Doug McGill argues–as I do–that journalists need to understand language better. I’ve put a few callouses on the tips of my fingers writing about this on Rhetorica. I like where McGill is going with this:
What journalists need to think about seriously right now is language itself — its essential nature, its cultural meanings, and most importantly, its social uses and modes of action.
He makes this claim in the context of discussing the emergence of effective and successful citizen-journalism projects within a particular moral framework. I’m going to set aside definitions of those adjectives for now to deal with an interesting intersection between the discipline of rhetoric and the practice of journalism by citizen journalists. I want to understand McGill’s claim in terms of the concept of “discourse community.”

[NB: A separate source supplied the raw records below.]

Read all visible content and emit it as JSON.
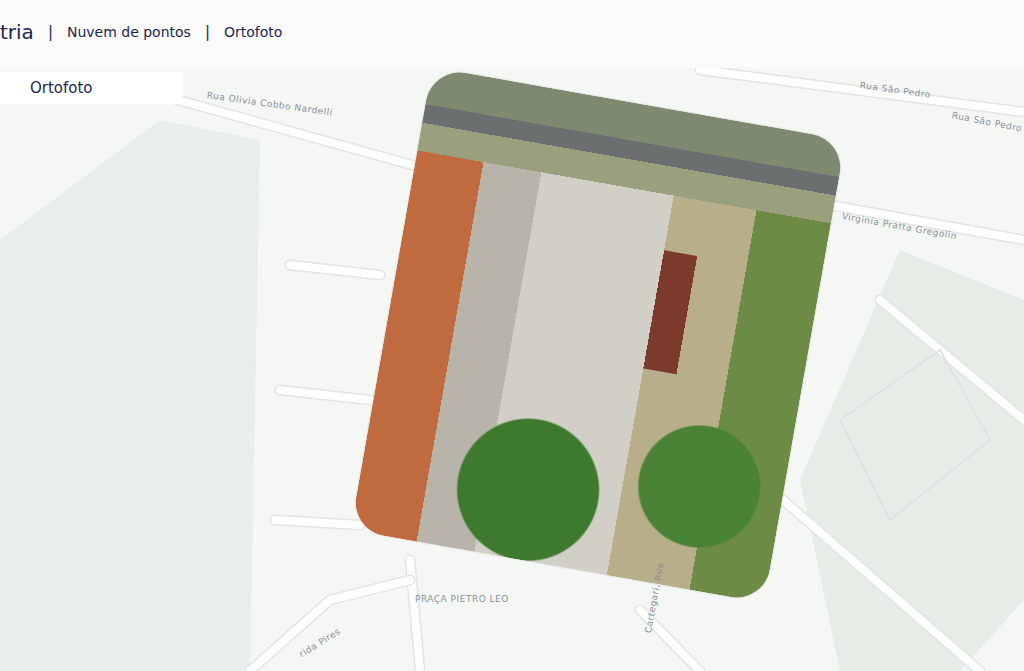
{
  "header": {
    "brand": "tria",
    "separator": "|",
    "links": [
      {
        "label": "Nuvem de pontos"
      },
      {
        "label": "Ortofoto"
      }
    ]
  },
  "layer_panel": {
    "label": "Ortofoto"
  },
  "map": {
    "streets": [
      {
        "name": "Rua Olivia Cobbo Nardelli"
      },
      {
        "name": "Rua São Pedro"
      },
      {
        "name": "Rua São Pedro"
      },
      {
        "name": "Virginia Pratta Gregolin"
      },
      {
        "name": "PRAÇA PIETRO LEO"
      },
      {
        "name": "Cartegari, Rua"
      },
      {
        "name": "rida Pires"
      }
    ]
  }
}
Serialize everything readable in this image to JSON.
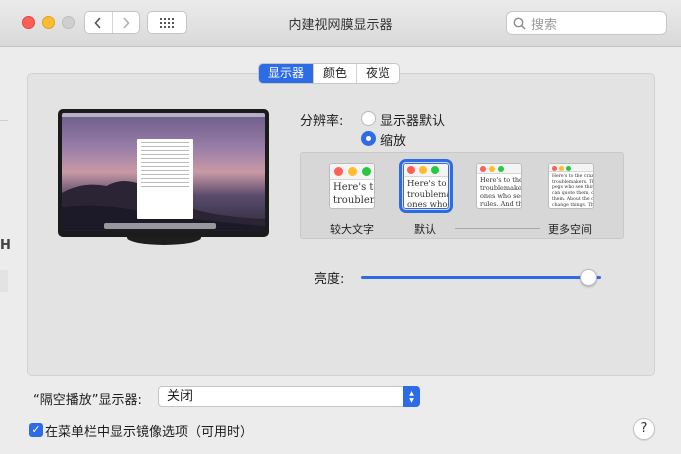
{
  "window": {
    "title": "内建视网膜显示器",
    "search_placeholder": "搜索",
    "nav_back_icon": "chevron-left-icon",
    "nav_forward_icon": "chevron-right-icon",
    "grid_icon": "show-all-grid-icon"
  },
  "sidebar_edge": {
    "glyph": "H"
  },
  "tabs": [
    {
      "label": "显示器",
      "active": true
    },
    {
      "label": "颜色",
      "active": false
    },
    {
      "label": "夜览",
      "active": false
    }
  ],
  "resolution": {
    "label": "分辨率:",
    "options": [
      {
        "label": "显示器默认",
        "selected": false
      },
      {
        "label": "缩放",
        "selected": true
      }
    ]
  },
  "scaling": {
    "options": [
      {
        "label": "较大文字",
        "preview": "Here's to\ntroublem",
        "selected": false
      },
      {
        "label": "默认",
        "preview": "Here's to t\ntroublema\nones who",
        "selected": true
      },
      {
        "label": "",
        "preview": "Here's to the cr\ntroublemakers.\nones who see th\nrules. And they",
        "selected": false
      },
      {
        "label": "更多空间",
        "preview": "Here's to the crazy ones\ntroublemakers. The round\npegs who see things diffe\ncan quote them, disagree\nthem. About the only thing\nchange things. They push",
        "selected": false
      }
    ]
  },
  "brightness": {
    "label": "亮度:",
    "value": 0.95
  },
  "airplay": {
    "label": "“隔空播放”显示器:",
    "selected": "关闭"
  },
  "mirror_option": {
    "label": "在菜单栏中显示镜像选项（可用时）",
    "checked": true
  },
  "help": {
    "label": "?"
  },
  "colors": {
    "accent": "#2e6ce6",
    "close": "#fe5f57",
    "minimize": "#febc2e",
    "inactive": "#cfcfcf"
  }
}
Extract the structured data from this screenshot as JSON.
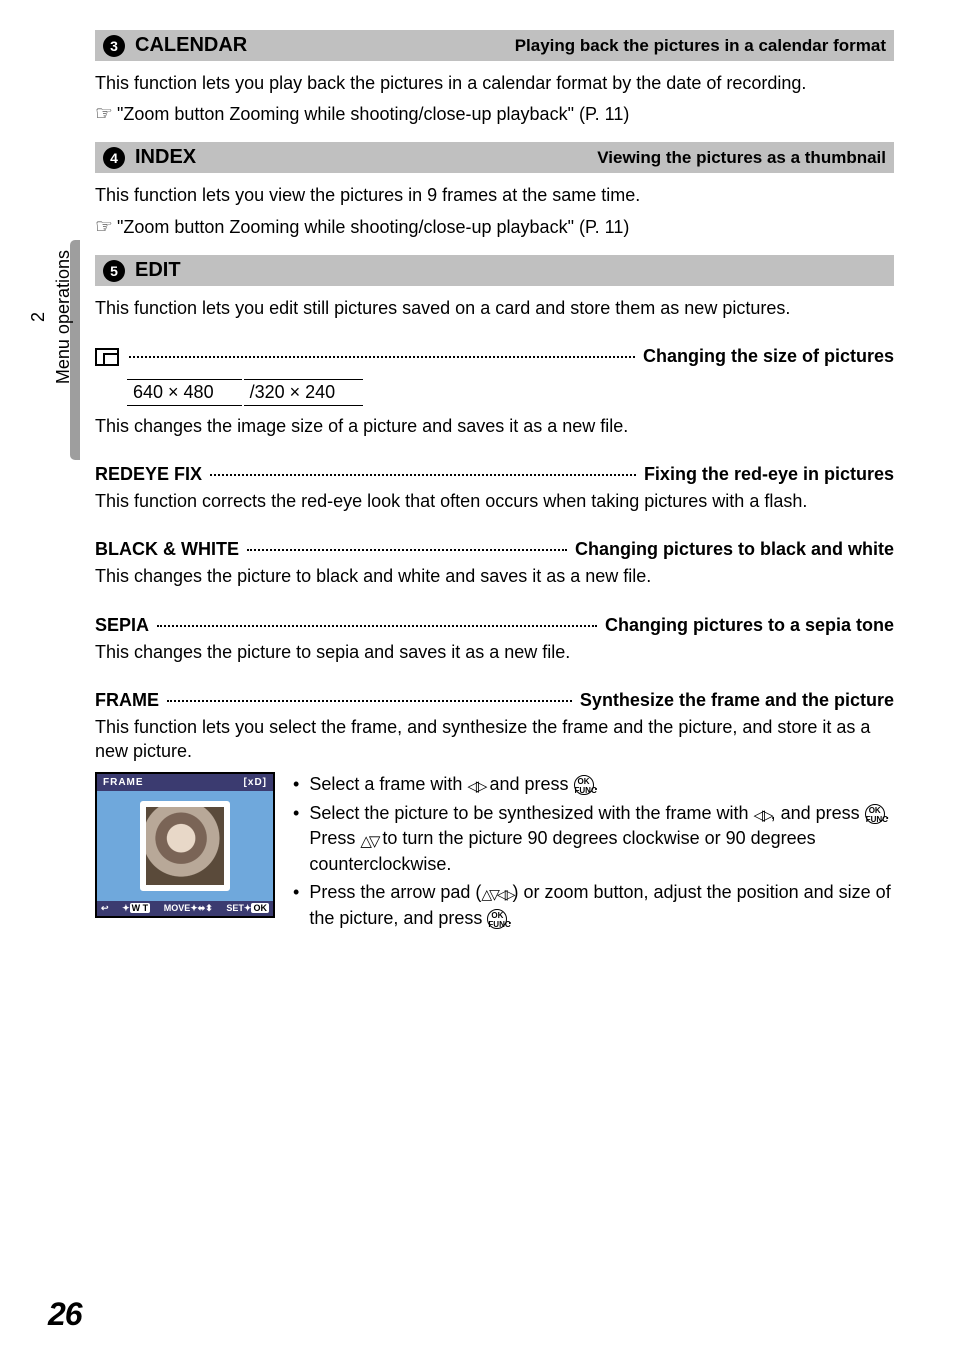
{
  "page_number": "26",
  "side": {
    "chapter_num": "2",
    "label": "Menu operations"
  },
  "sec3": {
    "num": "3",
    "title": "CALENDAR",
    "subtitle": "Playing back the pictures in a calendar format",
    "body": "This function lets you play back the pictures in a calendar format by the date of recording.",
    "xref": "\"Zoom button  Zooming while shooting/close-up playback\" (P. 11)"
  },
  "sec4": {
    "num": "4",
    "title": "INDEX",
    "subtitle": "Viewing the pictures as a thumbnail",
    "body": "This function lets you view the pictures in 9 frames at the same time.",
    "xref": "\"Zoom button  Zooming while shooting/close-up playback\" (P. 11)"
  },
  "sec5": {
    "num": "5",
    "title": "EDIT",
    "body": "This function lets you edit still pictures saved on a card and store them as new pictures."
  },
  "resize": {
    "tail": "Changing the size of pictures",
    "opt1": "640 × 480",
    "opt2": "/320 × 240",
    "body": "This changes the image size of a picture and saves it as a new file."
  },
  "redeye": {
    "lead": "REDEYE FIX",
    "tail": "Fixing the red-eye in pictures",
    "body": "This function corrects the red-eye look that often occurs when taking pictures with a flash."
  },
  "bw": {
    "lead": "BLACK & WHITE",
    "tail": "Changing pictures to black and white",
    "body": "This changes the picture to black and white and saves it as a new file."
  },
  "sepia": {
    "lead": "SEPIA",
    "tail": "Changing pictures to a sepia tone",
    "body": "This changes the picture to sepia and saves it as a new file."
  },
  "frame": {
    "lead": "FRAME",
    "tail": "Synthesize the frame and the picture",
    "body": "This function lets you select the frame, and synthesize the frame and the picture, and store it as a new picture.",
    "ui_top_left": "FRAME",
    "ui_top_right": "[xD]",
    "ui_bot_left_icon": "↩",
    "ui_bot_wt": "W T",
    "ui_bot_move": "MOVE✦⬌⬍",
    "ui_bot_set": "SET✦",
    "ui_bot_ok": "OK",
    "step1a": "Select a frame with ",
    "step1b": " and press ",
    "step1c": ".",
    "step2a": "Select the picture to be synthesized with the frame with ",
    "step2b": ", and press ",
    "step2c": ". Press ",
    "step2d": " to turn the picture 90 degrees clockwise or 90 degrees counterclockwise.",
    "step3a": "Press the arrow pad (",
    "step3b": ") or zoom button, adjust the position and size of the picture, and press ",
    "step3c": ".",
    "ok_label": "OK\nFUNC"
  }
}
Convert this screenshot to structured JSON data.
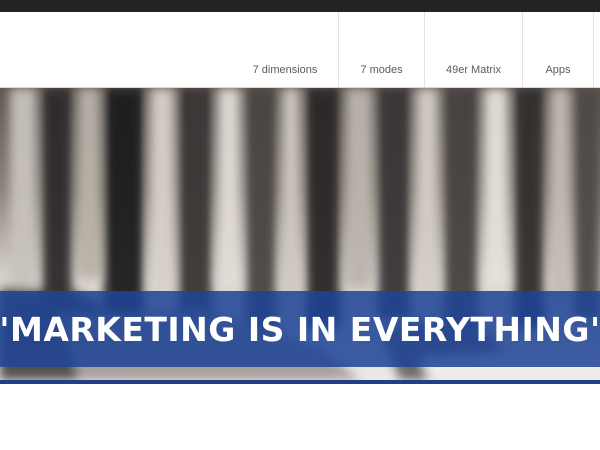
{
  "nav": {
    "items": [
      {
        "label": "7 dimensions"
      },
      {
        "label": "7 modes"
      },
      {
        "label": "49er Matrix"
      },
      {
        "label": "Apps"
      }
    ]
  },
  "hero": {
    "banner_text": "\"MARKETING IS IN EVERYTHING\""
  },
  "colors": {
    "top_bar": "#232323",
    "banner": "#1e4496",
    "accent_line": "#1f3f8a"
  }
}
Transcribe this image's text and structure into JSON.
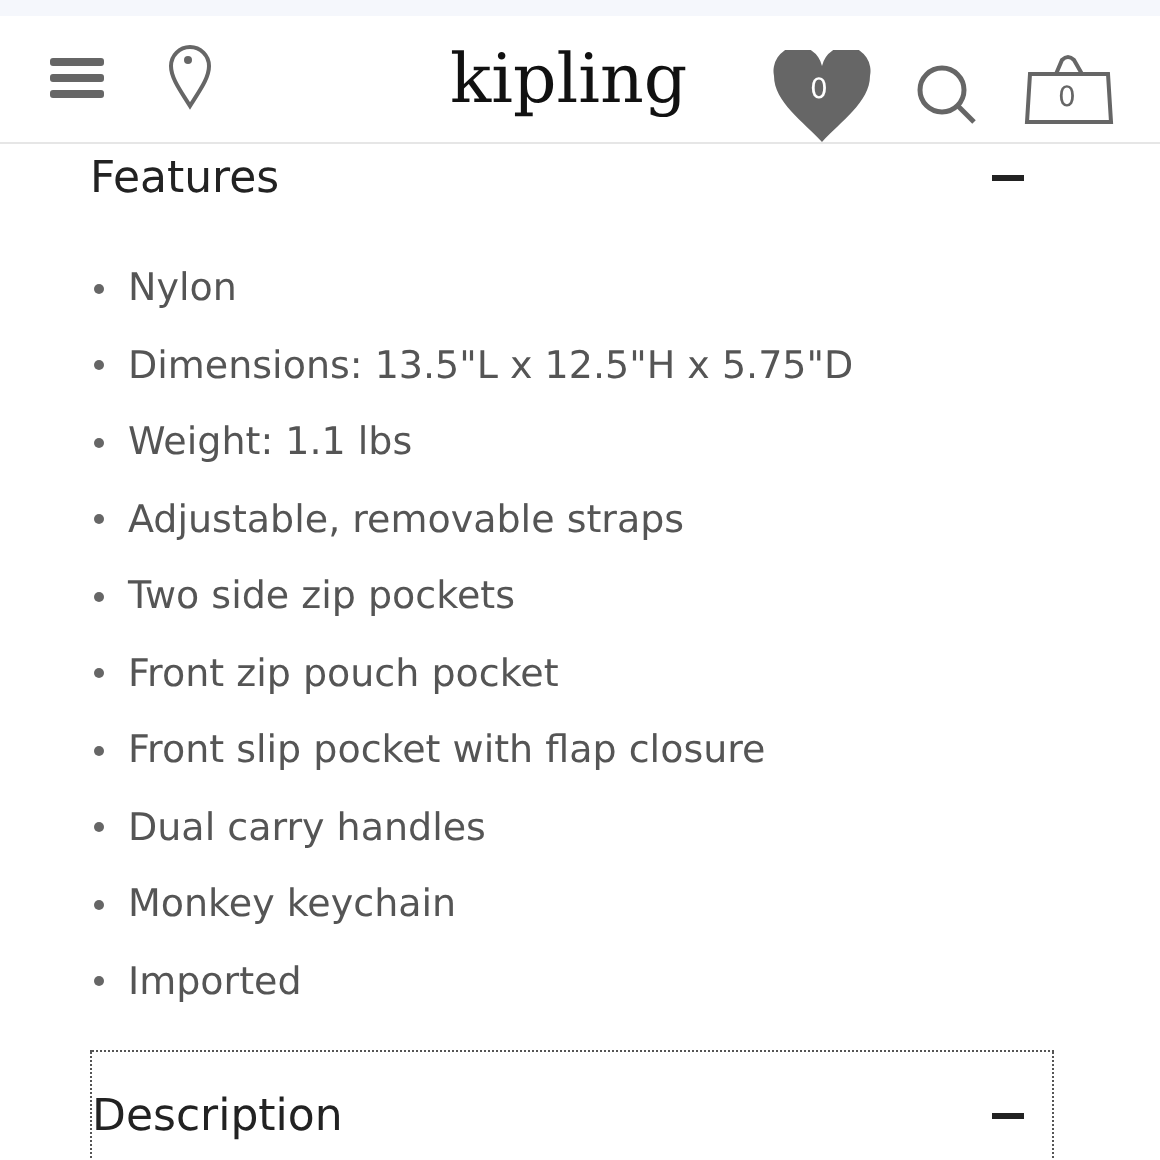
{
  "header": {
    "logo": "kipling",
    "wishlist_count": "0",
    "cart_count": "0"
  },
  "sections": [
    {
      "title": "Features",
      "expanded": true,
      "focused": false,
      "items": [
        "Nylon",
        "Dimensions: 13.5\"L x 12.5\"H x 5.75\"D",
        "Weight: 1.1 lbs",
        "Adjustable, removable straps",
        "Two side zip pockets",
        "Front zip pouch pocket",
        "Front slip pocket with flap closure",
        "Dual carry handles",
        "Monkey keychain",
        "Imported"
      ]
    },
    {
      "title": "Description",
      "expanded": true,
      "focused": true
    }
  ]
}
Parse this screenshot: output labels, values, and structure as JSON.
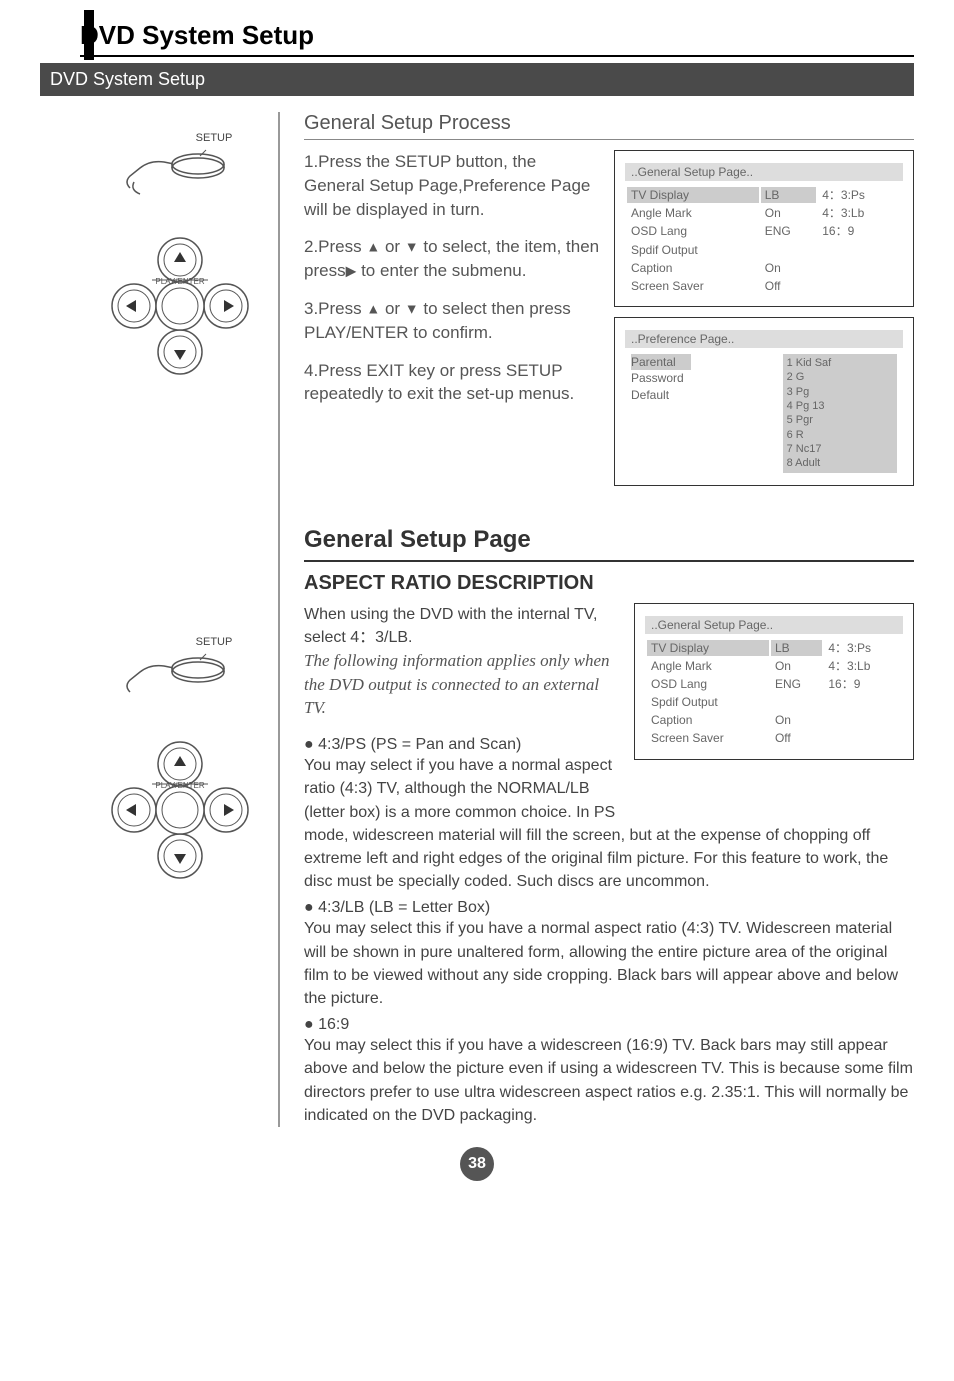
{
  "header": {
    "main_title": "DVD System Setup",
    "subtitle": "DVD System Setup"
  },
  "remote": {
    "setup_label": "SETUP",
    "dpad_label": "PLAY/ENTER"
  },
  "general_process": {
    "heading": "General Setup Process",
    "step1": "1.Press the SETUP button, the General Setup Page,Preference Page  will be displayed in turn.",
    "step2a": "2.Press ",
    "step2b": "   to select, the item, then press",
    "step2c": " to enter the submenu.",
    "step2_or": " or ",
    "step3a": "3.Press ",
    "step3b": "  to select then press PLAY/ENTER to confirm.",
    "step3_or": " or ",
    "step4": "4.Press EXIT key or press SETUP repeatedly  to exit  the set-up menus."
  },
  "osd_general": {
    "title": "..General Setup Page..",
    "rows": {
      "r1a": "TV Display",
      "r1b": "LB",
      "r1c": "4：3:Ps",
      "r2a": "Angle Mark",
      "r2b": "On",
      "r2c": "4：3:Lb",
      "r3a": "OSD Lang",
      "r3b": "ENG",
      "r3c": "16：9",
      "r4a": "Spdif Output",
      "r5a": "Caption",
      "r5b": "On",
      "r6a": "Screen Saver",
      "r6b": "Off"
    }
  },
  "osd_pref": {
    "title": "..Preference Page..",
    "left": {
      "l1": "Parental",
      "l2": "Password",
      "l3": "Default"
    },
    "right": "1 Kid Saf\n2 G\n3 Pg\n4 Pg 13\n5 Pgr\n6 R\n7 Nc17\n8 Adult"
  },
  "section_general": {
    "title": "General Setup Page",
    "aspect_title": "ASPECT RATIO DESCRIPTION",
    "intro": "When using the DVD with the internal TV, select 4：3/LB.",
    "italic": "The following information applies only when the DVD output is connected to an external TV.",
    "b1_head": "4:3/PS (PS = Pan and Scan)",
    "b1_body_a": "You may select if you have a normal aspect ratio (4:3) TV, although the NORMAL/LB (letter box) is a more common choice. In PS",
    "b1_body_b": "mode, widescreen material will fill the screen, but at the expense of chopping off extreme left and right edges of the original film picture. For this feature to work, the disc must be specially coded. Such discs are uncommon.",
    "b2_head": "4:3/LB (LB = Letter Box)",
    "b2_body": "You may select this if you have a normal aspect ratio (4:3) TV. Widescreen material will be shown in pure unaltered form, allowing the entire picture area of the original film to be viewed without any side cropping. Black bars will appear above and below the picture.",
    "b3_head": "16:9",
    "b3_body": "You may select this if you have a widescreen (16:9) TV. Back bars may still appear above and below the picture even if using a widescreen TV. This is because some film directors prefer to use ultra widescreen aspect ratios e.g. 2.35:1. This will normally be indicated on the DVD packaging."
  },
  "page_number": "38"
}
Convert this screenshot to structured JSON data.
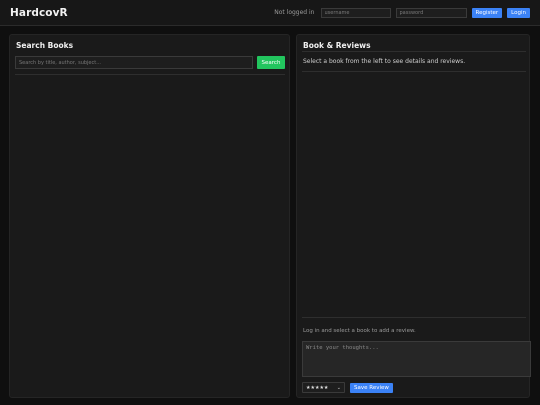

A discourse community is “a group of people who share certain language-using practices” (Bizzell, Academic Discourse and Critical Consciousness, 1993, p. 222). Why that’s important: Language-using practices include and exclude. Journalism’s epistemology leads it to gather and present information in a certain way to inform a mythical general audience. In a very important sense, journalistic discourse is largely exclusive, but journalists consider it largely inclusive.
Citizen journalism makes sense because of the potential for a discourse community to cover those situations it understands as news using language the discourse community understands as defining of reality.
Citizens may profit from the professional’s information gathering skills. Professionals may profit from the epistemologies and news perspectives of the discourse communities that make up something like a general public.
McGill offers a new syllabus for journalism to help that day arrive: [click continued]
1. The study of journalism as rhetoric. It would surprise most journalists to know that even as they impart to readers the informational content of their articles they are also, usually unconsciously, trying to persuade their readers of several key points. These include persuading readers of their own credibility as journalists, and of the authority of the people they quote; and to persuade readers also of the essential correctness of their moral premises, world view, and authorial points-of-view. These specific points are important to grasp, but equally important in studying journalism as rhetoric is simply to demonstrate to journalists the multi-layered intentions embedded in all speech.
Would “Right on!” be an appropriate response?
2. Examining “free speech” versus “right speech.” This step in the syllabus sensitizes journalists to the wide range of public speech which, although allowed by law, is inadvisable from the standpoint of individual or societal good. Since it has historically been threatened by government censorship, journalism has tended to refrain from lengthy consideration of instances where free speech is best curtailed for the overall good. Yet absolutely unchecked public speech engenders its own set of public health threats, and is now doing just that across the globe. It thus behooves journalism to ask whether the media’s abuse of free-speech protections is one reason why journalism itself, instead of helping solve society’s problems, so often simply fuels them.
This makes me (intellectually) nervous because, on the one hand, I consider myself a free-speech absolutist (yes, I understand it’s impossible to maintain such a position) and, on the other hand, I applaud, and agree with, the moral position from which this springs.
3. The perfect correlation of local and global causes and effects. This is a universal fact, ignorance of which is the root of much human suffering. Ironically, the opportunity to embrace this truth arises precisely at dire historical moments such as the present one, when the effects of ignorance of the perfect local-global correlation becomes apparent as local and global disease. The illumination of these stress points in the natural environment, the economy, local cultures, and in the human person is journalism’s paramount responsibility at such an epochal moment.
Journalism deserves to be practiced by journalists (citizen or professional) who care enough to look deeply into the inter-connectedness of global life. That’s easy to claim but difficult to implement given the realities of professional practice. Here is an opportunity for citizen journalism to compliment and enhance the professional product. The idea that citizen journalism, blogging, and open-source reporting will/should replace the professional product is/was dead on arrival. Adjunct or addendum are better concepts, and we may see these roles emerging even now.
4. The problems of the individual and of society, which are journalism’s natural subjects, connect in the experience of human suffering. As a result, human suffering is journalism’s central and essential subject. Journalism is much like medicine, the law, or the helping professions in this respect. Yet what do journalists really know about human suffering? How much have they studied it, and equally important, how thoroughly have they considered the role of journalistic practice in the overall scheme of human suffering — its possible role in causing and continuing human suffering, and as well in contributing to individual and social healing? What guidelines has journalism established for ethical practice in this particular regard?
Journalism ain’t rocket science. Its proper practice is more difficult than that. The ancient Greek rhetoricians (Lordy how I love those ol’ guys) understood that the practice of engaging the public–of being present in the public through verbal participation–required the abilities of the whole person as a citizen of a community. It’s that spirit I see moving in McGill’s syllabus. I’ve been teaching something like it, but McGill has now shined a light farther down the path.